Whitechapel & Stepney Through Time
Series: Through Time
- Robert Bard
15th June 2014

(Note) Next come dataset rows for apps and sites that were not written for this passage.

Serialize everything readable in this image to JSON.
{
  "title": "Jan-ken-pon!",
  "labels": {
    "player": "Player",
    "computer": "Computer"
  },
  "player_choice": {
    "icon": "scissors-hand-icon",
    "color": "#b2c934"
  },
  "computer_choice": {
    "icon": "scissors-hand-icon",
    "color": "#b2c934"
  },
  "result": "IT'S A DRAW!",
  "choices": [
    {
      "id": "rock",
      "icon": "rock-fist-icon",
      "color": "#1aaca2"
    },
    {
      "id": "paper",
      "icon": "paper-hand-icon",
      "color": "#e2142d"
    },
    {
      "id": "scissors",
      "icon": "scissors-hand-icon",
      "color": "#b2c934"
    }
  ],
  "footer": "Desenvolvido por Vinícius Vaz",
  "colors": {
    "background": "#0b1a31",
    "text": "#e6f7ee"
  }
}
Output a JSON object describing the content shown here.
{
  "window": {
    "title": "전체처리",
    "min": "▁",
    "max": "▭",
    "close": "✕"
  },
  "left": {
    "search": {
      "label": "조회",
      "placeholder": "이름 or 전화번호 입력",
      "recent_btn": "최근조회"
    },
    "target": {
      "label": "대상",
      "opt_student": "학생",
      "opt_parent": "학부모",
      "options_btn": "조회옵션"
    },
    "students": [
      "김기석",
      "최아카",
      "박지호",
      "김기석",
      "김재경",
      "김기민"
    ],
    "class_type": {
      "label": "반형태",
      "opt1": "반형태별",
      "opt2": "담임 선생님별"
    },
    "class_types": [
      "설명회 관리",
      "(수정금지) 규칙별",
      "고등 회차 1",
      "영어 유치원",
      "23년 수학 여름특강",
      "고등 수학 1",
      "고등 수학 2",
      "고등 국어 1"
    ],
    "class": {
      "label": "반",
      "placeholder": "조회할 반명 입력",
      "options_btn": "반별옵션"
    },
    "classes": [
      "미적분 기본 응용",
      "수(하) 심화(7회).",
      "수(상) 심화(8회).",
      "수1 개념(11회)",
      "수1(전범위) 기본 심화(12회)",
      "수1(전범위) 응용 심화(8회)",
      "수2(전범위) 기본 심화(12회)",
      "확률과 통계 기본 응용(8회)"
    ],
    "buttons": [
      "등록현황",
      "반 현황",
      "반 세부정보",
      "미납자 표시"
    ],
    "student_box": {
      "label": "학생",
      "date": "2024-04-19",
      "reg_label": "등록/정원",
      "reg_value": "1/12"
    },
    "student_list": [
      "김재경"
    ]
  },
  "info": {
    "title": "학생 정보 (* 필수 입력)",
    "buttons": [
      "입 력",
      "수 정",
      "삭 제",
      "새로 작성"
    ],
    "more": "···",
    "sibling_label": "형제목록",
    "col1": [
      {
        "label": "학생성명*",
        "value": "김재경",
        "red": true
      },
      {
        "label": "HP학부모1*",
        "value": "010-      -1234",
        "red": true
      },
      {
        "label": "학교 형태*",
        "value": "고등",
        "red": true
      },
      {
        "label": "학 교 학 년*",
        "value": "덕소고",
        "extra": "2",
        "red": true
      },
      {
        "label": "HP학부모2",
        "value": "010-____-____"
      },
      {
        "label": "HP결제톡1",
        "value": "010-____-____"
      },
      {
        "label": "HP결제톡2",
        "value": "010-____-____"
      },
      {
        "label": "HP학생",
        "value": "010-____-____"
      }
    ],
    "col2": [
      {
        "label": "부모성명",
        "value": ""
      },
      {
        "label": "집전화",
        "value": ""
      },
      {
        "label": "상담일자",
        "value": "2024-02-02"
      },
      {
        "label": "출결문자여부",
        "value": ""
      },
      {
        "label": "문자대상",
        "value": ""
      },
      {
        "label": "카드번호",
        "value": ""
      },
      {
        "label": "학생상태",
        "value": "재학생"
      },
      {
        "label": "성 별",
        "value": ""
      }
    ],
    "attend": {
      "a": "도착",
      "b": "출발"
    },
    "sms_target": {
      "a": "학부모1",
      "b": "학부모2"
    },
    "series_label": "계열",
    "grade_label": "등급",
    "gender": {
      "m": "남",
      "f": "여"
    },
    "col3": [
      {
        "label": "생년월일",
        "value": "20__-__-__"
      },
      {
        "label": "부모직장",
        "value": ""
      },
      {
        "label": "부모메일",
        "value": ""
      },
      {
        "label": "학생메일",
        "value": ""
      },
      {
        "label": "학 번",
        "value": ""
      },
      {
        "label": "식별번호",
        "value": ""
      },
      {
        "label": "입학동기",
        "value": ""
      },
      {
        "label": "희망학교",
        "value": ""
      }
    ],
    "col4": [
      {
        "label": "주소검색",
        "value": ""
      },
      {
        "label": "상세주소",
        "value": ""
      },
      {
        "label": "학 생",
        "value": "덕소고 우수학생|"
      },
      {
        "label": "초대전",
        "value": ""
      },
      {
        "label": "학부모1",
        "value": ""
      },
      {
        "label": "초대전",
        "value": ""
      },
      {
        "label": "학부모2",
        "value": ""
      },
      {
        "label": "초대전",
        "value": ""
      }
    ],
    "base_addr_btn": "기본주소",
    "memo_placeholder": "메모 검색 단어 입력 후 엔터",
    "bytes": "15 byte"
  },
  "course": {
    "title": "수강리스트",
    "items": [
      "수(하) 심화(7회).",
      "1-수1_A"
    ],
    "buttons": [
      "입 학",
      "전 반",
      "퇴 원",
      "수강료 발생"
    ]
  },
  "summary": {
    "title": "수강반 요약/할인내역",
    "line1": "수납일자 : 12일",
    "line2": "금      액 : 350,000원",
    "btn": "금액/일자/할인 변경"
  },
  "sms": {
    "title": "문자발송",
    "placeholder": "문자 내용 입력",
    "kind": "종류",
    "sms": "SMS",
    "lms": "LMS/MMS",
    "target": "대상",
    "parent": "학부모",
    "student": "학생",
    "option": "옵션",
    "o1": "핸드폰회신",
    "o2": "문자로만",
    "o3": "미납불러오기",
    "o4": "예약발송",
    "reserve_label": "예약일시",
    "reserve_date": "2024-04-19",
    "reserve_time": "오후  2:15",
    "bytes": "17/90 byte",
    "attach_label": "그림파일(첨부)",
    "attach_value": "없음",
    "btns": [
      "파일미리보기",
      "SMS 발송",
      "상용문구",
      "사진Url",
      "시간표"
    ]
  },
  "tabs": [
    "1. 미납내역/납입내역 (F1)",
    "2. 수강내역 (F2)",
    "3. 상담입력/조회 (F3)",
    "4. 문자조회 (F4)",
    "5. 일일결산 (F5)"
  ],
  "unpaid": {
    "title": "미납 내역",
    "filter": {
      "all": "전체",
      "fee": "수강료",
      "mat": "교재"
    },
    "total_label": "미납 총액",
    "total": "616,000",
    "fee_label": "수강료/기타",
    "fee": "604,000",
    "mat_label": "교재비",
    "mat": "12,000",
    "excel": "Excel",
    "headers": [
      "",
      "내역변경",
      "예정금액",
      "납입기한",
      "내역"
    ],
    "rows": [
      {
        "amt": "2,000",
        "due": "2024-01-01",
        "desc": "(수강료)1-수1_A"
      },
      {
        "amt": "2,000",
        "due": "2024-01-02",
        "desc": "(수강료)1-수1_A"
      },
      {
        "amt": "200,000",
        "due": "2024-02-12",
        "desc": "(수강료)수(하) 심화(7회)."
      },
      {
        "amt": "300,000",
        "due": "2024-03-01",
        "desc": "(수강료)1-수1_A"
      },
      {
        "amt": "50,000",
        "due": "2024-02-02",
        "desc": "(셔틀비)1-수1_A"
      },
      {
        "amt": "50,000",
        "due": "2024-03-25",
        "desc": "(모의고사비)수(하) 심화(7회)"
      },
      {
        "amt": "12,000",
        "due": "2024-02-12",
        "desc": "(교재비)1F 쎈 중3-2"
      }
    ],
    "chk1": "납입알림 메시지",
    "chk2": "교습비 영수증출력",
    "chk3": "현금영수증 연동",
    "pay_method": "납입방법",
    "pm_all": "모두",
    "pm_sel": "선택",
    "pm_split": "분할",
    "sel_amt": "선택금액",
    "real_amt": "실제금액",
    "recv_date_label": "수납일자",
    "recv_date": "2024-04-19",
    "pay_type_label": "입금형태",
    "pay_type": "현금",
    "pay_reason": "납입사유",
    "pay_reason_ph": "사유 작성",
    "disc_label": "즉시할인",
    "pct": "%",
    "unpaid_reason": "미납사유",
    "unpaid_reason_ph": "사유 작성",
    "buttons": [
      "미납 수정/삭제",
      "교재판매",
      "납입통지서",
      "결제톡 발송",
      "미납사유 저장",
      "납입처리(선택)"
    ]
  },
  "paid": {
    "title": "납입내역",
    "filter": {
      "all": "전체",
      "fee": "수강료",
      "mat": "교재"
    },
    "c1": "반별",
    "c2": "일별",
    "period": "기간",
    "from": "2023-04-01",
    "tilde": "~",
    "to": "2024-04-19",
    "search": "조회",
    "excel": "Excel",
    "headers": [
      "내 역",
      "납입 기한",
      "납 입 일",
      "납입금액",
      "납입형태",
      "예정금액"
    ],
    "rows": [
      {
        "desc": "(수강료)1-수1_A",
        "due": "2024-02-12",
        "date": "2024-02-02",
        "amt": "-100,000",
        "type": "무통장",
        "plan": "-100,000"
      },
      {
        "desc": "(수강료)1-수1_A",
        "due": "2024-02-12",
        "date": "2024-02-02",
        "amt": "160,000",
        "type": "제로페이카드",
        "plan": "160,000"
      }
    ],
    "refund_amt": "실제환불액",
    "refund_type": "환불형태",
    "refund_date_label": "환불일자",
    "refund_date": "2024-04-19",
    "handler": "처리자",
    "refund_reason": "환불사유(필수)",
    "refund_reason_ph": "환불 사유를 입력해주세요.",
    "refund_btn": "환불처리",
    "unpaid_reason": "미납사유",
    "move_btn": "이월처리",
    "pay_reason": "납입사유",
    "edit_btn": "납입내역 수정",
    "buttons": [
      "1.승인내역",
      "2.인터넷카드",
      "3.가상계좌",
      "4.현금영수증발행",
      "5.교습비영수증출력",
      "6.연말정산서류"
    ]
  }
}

Whitechapel, situated in London's famous East End, was so-named after a chapel dedicated to St Mary that was destroyed during the Second World War. While sixteenth-century Whitechapel was home to numerous foundries, breweries and tanneries by the mid-eighteenth century poverty and overpopulation had struck. Perhaps best-known for the horrific 'Whitechapel Murders' between 1888 and 1891, the Whitechapel of today is a cultural melting pot. Much like Whitechapel and the rest of the East End, Stepney was largely marshland until the nineteenth century and the expansion of London's docks and railways. Today, only a few vestiges of the district's Georgian and Victorian architecture survive, having given way to brick flat towers and terraced homes.